So it has gone in this presidential campaign. The walls erected by the last set of political engineers, Sens. John McCain, R-Ariz., and Russ Feingold, D-Wis., will largely have achieved their purpose: slowing the flow of illegal contributions — sometimes seven-figure checks — to political parties. But by the time the last vote is counted, a record $3.9 billion will have been showered on this year's campaigns for president and Congress, delivered through diverted means.

That number, projected last Thursday by the Center for Responsive Politics, a non-partisan monitoring group, is up 30% from four years ago. And that's conservative. Lax disclosure rules mask the scale of special-interest involvement.

What are beleaguered taxpayers to do? No doubt, they'll pay plenty when the recipients of that cash repay with government largesse.

Putting more dams in the river isn't going to help. Donors intent on buying influence can always find new legal channels. Candidates, lacking any other way to make their campaigns competitive, will take what's offered. In fact, they're forced to grovel for it.

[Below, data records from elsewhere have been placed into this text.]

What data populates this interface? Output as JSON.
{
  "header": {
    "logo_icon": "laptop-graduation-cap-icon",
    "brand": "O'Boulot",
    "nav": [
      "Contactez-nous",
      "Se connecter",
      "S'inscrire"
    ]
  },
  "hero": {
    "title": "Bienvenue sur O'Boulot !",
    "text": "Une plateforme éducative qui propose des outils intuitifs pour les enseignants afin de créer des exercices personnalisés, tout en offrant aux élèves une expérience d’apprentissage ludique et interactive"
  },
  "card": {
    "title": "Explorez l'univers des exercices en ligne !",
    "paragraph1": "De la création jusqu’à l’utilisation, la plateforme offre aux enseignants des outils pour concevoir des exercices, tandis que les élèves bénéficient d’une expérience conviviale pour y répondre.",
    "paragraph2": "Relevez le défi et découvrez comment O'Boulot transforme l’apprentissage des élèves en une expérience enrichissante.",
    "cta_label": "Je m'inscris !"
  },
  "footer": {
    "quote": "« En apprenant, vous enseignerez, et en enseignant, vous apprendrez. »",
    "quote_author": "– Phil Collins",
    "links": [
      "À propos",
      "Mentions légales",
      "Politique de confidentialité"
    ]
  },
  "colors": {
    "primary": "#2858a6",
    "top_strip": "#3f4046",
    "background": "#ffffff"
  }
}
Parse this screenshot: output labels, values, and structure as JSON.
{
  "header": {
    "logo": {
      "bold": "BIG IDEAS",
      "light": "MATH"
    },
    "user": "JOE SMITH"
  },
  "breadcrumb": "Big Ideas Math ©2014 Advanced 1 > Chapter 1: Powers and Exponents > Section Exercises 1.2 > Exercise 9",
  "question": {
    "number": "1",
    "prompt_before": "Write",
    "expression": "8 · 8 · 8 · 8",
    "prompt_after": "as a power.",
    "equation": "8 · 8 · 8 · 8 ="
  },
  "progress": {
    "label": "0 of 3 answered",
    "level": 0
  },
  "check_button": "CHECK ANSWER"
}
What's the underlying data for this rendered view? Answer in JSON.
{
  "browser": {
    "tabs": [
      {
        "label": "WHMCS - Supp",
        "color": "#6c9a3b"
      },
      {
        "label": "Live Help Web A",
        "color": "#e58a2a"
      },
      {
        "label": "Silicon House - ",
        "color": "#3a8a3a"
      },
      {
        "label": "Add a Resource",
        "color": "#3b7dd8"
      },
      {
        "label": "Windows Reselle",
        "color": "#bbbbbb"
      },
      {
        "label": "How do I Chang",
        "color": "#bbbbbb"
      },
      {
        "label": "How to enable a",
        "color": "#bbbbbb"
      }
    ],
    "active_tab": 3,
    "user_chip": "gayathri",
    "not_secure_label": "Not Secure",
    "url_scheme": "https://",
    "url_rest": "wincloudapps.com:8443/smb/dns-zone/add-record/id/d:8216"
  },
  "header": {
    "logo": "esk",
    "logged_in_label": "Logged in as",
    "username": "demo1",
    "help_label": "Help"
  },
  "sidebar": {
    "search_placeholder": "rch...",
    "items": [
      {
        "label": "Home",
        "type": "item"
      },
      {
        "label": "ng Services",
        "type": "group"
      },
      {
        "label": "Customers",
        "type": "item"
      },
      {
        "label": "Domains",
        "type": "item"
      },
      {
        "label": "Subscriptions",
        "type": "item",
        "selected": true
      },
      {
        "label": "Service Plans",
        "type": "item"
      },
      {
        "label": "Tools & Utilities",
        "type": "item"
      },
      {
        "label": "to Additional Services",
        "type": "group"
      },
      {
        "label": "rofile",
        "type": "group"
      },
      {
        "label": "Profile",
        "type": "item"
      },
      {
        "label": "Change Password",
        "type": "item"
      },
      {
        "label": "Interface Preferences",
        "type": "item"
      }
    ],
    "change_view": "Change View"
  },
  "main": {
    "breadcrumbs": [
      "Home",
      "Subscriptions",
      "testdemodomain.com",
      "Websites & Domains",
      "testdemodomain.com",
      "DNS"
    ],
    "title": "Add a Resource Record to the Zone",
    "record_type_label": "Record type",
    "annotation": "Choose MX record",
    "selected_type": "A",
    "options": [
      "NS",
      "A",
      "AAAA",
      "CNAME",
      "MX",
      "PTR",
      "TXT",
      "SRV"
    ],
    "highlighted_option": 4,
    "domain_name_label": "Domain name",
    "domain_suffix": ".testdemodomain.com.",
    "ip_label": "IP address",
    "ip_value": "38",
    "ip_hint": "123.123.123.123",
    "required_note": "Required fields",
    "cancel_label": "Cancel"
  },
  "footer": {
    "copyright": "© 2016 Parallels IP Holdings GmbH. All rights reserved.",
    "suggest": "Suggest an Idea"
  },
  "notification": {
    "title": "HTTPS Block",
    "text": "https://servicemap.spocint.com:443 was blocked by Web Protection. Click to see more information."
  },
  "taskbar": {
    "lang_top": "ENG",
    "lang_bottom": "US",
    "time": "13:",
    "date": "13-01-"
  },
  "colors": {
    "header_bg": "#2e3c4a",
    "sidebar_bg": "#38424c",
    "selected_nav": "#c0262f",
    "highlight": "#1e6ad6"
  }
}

There is a better option: Give honest candidates an alternative and, at the same time, expose the gifts taken by the rest.

Four states — Maine, Arizona, Vermont and North Carolina — already are offering the “clean money” option of public financing to candidates for some state offices. New Jersey will launch a similar program next year, and New Mexico in 2006.

This works. In Maine, where the movement started, nearly 80% of this year's legislature candidates rejected private money.

Defenders of the status quo deride public financing as welfare for politicians. Catchy. But also hooey. Even the highest estimate of the cost of Maine-style public financing at the federal level is only $10 per taxpayer — trivial compared with the cost of payoffs to special interests.

As for disclosure, the current system is a carefully constructed mirage.

All contributions over $200 to presidential and congressional candidates and national party committees must be disclosed. But reporting runs weeks or months late. Voters may not find out until after an election. Further, many non-profit groups with their own parallel campaigns don't have to report at all.

" The states' approach also avoids the problem inherent in all attempts to limit political donations: They undercut free speech.

Donations often pay for campaign commercials by candidates or independent groups. Can any government arbiter be trusted to say who can speak and how loudly — particularly if that speech is unpopular? Certainly not the Federal Election Commission, which tries to do the job now. Virtually every independent political observer agrees that its members are chosen by Congress to be ineffective. And if they were effective, free-speech problems would quickly sprout.

Giving candidates a chance to be honest and voters a way to watch the rest is a better option. It won't stop the flood of corrupt money. No system can. But it would protect voters and taxpayers far better than the patchwork system of levees in place now.

# # #


Maine, Arizona, Vermont, New Jersey, Nevada, and North Carolina have significant state funding for candidates. 


Teddy Roosevelt's advice that, "We must drive the special interests out of politics. The citizens of the United States must effectively control the mighty commercial forces which they have themselves called into being. There can be no effective control of corporations while their political activity remains."